The Labrador Retriever should be well-balanced and sturdy with an athletic build. The skull should be wide and balanced, with ears that hang beside the face. Alert, intelligent eyes must be kind. The tail should be wide at the base and taper into the recognizable 'otter tail.' The straight, dense coat of black, yellow, or chocolate coloring should protect against the water and cold weather. The temperament of a Lab must suit the hunt, as well as the home: always friendly and stable. – AKC Breed Standards
There is literally nothing a dog loves more than going for walks — even in the worst weather. Get your pup a nice new leash that looks great and will last you over many strolls through the park. The Max and Neo Reflective Nylon Leash is the perfect choice for an everyday dog leash and, it is covered by a lifetime warranty. It's so good, it's our top pick for best dog leash.
Puppies of all colours can potentially occur in the same litter. Colour is determined primarily by three genes. The first gene (the B locus) determines the density of the coat's eumelanin pigment granules, if that pigment is allowed: dense granules result in a black coat, sparse ones give a chocolate coat. The second (E) locus determines whether the eumelanin is produced at all. A dog with the recessive e allele will produce only phaeomelanin pigment and will be yellow regardless of its genotype at the B locus. The genes known about previously have had their number increased by the introduction of the K locus, where the dominant "black" allele KB is now known to reside. Black or chocolate Labradors therefore must have the KB allele. Yellow Labradors are determined at the E locus, so the K locus is irrelevant in determining their colour. Variations in numerous other genes control the subtler details of the coat's colouration, which in yellow Labradors varies from white to light gold to a fox red. Chocolate and black Labradors' noses will match the coat colour.
The Whistle GPS Tracker is a simple clip on device that notifies you (via app and text) if your pet ever escapes from the designated area you create. It also lets you track their location using cellular and GPS technology and monitor their activity and health. Plus, it's water proof... just in case they decide to go for a swim. Just clip it on to the collar they already wear.

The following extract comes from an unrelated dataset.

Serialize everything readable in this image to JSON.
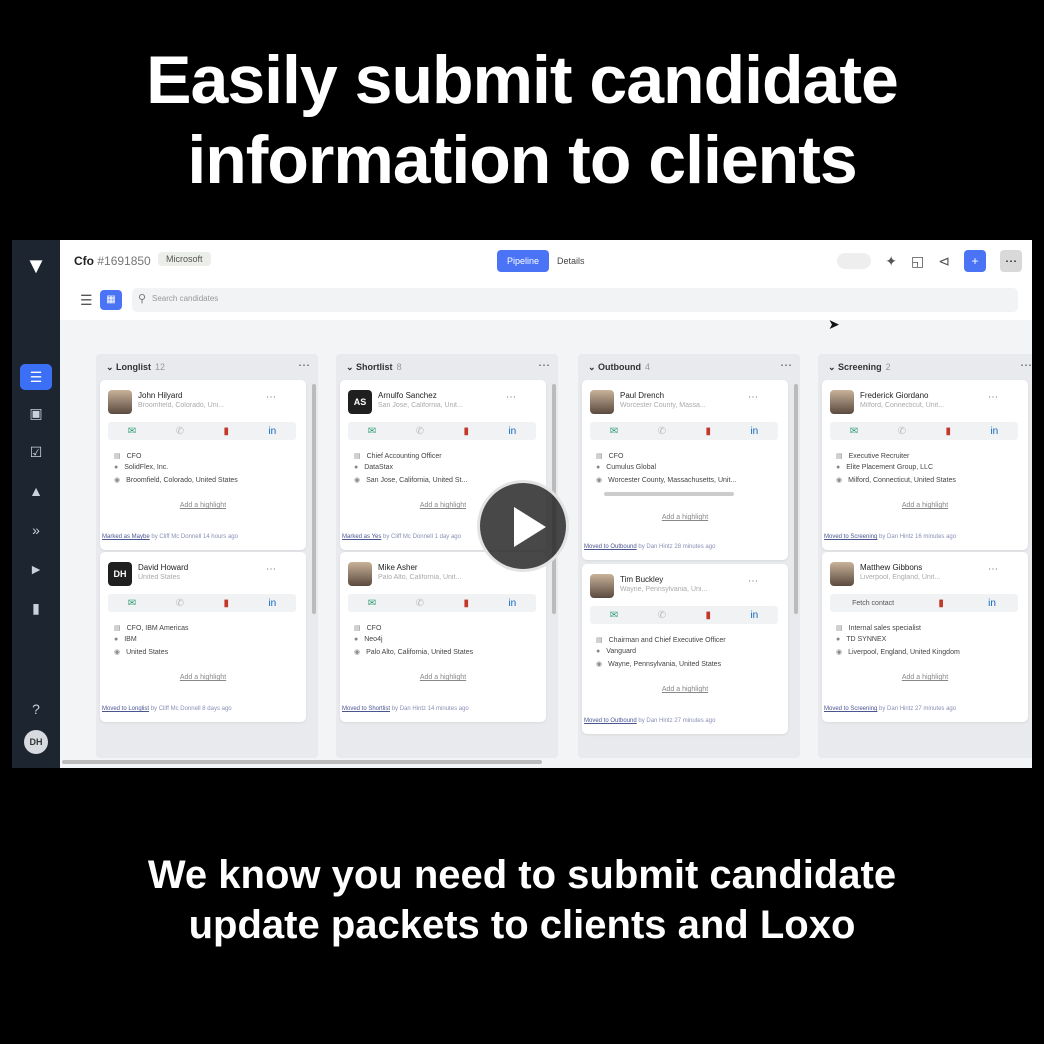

Looking for dog gift inspiration? Based on our readers’ favorite picks over the course of the year, we selected a few top trending dog gifts for 2018. These choices run the gamut from magnets to mugs to some very unique options for the dog lover that has it all. (Dog tarot, anyone?) If those don’t strike your fancy, keep scrolling for links to breed-specific gift guides and much more.
Who wants a game of tug of war? You know your pup does! The Mammoth Flossy Chews Cotton Blend 3-Knot Rope Tug is just the toy to get this holiday season. It's made from 100% natural cotton rope fibers that actually clean your dog's teeth with a floss-like action as he chews and plays with the toy. This 3-knot rope tug is made for durability and safety. It's also included in our buying guide to the best dog toys.
Labs are famously friendly. They are companionable housemates who bond with the whole family, and they socialize well with neighbor dogs and humans alike. But don’t mistake his easygoing personality for low energy: The Lab is an enthusiastic athlete that requires lots of exercise, like swimming and marathon games of fetch, to keep physically and mentally fit.